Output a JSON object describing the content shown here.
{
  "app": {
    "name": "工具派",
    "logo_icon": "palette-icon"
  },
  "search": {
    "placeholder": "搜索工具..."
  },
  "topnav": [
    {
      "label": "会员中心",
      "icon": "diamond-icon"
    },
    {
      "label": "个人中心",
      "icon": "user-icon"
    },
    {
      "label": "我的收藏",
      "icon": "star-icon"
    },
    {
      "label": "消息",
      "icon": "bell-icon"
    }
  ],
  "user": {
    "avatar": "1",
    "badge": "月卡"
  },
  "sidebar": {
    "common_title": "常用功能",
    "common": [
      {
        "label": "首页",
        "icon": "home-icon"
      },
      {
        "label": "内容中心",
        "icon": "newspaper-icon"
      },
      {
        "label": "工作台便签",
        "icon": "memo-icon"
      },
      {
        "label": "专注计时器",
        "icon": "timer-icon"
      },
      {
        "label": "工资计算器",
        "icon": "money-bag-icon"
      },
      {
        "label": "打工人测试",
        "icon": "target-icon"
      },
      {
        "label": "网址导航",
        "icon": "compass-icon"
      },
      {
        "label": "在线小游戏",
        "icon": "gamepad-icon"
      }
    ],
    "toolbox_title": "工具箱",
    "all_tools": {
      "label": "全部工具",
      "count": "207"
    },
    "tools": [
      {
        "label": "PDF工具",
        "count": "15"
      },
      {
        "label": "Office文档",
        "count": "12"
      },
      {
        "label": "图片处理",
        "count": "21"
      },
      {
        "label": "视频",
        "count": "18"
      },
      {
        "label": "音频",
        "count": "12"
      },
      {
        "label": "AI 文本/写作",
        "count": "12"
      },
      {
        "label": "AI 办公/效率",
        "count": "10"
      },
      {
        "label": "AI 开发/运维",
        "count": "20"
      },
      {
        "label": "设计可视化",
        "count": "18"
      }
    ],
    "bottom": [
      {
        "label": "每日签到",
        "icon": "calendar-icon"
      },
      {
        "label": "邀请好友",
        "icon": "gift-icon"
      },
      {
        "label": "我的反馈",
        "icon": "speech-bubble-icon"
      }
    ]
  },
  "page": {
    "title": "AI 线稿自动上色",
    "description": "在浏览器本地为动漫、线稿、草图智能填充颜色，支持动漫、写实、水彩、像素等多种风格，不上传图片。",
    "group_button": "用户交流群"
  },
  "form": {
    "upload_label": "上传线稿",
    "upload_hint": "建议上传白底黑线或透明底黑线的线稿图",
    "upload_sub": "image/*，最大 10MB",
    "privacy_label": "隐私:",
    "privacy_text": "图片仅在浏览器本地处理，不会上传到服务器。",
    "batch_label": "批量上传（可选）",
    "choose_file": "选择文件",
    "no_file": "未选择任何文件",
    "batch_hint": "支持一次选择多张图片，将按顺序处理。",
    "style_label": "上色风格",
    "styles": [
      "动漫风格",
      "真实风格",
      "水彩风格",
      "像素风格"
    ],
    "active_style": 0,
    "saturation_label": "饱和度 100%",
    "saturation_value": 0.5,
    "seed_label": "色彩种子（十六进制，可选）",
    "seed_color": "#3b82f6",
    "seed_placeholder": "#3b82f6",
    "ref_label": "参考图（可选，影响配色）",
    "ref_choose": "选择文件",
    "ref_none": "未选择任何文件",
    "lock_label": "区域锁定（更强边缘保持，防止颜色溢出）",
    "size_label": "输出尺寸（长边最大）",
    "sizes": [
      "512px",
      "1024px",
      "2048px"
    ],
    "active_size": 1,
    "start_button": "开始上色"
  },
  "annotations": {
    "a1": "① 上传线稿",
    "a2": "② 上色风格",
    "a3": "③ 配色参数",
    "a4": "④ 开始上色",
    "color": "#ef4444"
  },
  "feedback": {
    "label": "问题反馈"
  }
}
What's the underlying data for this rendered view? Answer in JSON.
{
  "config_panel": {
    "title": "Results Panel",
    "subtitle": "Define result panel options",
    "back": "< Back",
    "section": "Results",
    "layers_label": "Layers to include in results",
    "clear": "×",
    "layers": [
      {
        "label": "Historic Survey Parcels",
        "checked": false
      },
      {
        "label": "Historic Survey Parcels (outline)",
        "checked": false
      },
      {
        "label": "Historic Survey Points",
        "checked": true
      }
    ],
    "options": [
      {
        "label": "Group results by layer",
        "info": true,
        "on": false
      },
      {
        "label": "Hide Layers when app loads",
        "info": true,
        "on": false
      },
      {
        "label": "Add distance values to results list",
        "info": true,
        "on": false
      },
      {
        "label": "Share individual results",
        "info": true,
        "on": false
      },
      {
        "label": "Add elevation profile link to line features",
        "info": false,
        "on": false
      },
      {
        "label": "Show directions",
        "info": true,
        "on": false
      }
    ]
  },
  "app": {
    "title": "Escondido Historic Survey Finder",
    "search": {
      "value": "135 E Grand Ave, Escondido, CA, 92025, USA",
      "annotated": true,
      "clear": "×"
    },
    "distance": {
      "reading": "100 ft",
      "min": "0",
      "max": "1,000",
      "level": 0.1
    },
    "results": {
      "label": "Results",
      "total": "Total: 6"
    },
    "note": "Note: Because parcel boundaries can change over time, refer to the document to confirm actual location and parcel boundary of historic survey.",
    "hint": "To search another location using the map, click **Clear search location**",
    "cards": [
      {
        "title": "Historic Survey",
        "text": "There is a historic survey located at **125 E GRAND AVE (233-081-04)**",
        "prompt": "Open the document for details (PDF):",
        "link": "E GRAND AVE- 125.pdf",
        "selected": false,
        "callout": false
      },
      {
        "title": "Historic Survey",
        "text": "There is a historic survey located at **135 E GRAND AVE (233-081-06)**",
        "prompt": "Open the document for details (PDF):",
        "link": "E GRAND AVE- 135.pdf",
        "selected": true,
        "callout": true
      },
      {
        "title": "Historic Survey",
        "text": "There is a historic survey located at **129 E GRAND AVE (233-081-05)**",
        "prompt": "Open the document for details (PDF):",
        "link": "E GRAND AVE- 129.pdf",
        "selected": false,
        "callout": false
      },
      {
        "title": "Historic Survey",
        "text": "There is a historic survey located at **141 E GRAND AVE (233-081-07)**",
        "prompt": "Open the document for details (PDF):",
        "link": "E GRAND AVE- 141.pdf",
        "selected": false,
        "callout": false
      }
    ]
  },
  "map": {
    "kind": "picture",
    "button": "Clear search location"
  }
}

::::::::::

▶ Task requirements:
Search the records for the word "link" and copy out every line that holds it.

▶ Worked solution:
        "label": "Add elevation profile link to line features",
        "link": "E GRAND AVE- 125.pdf",
        "link": "E GRAND AVE- 135.pdf",
        "link": "E GRAND AVE- 129.pdf",
        "link": "E GRAND AVE- 141.pdf",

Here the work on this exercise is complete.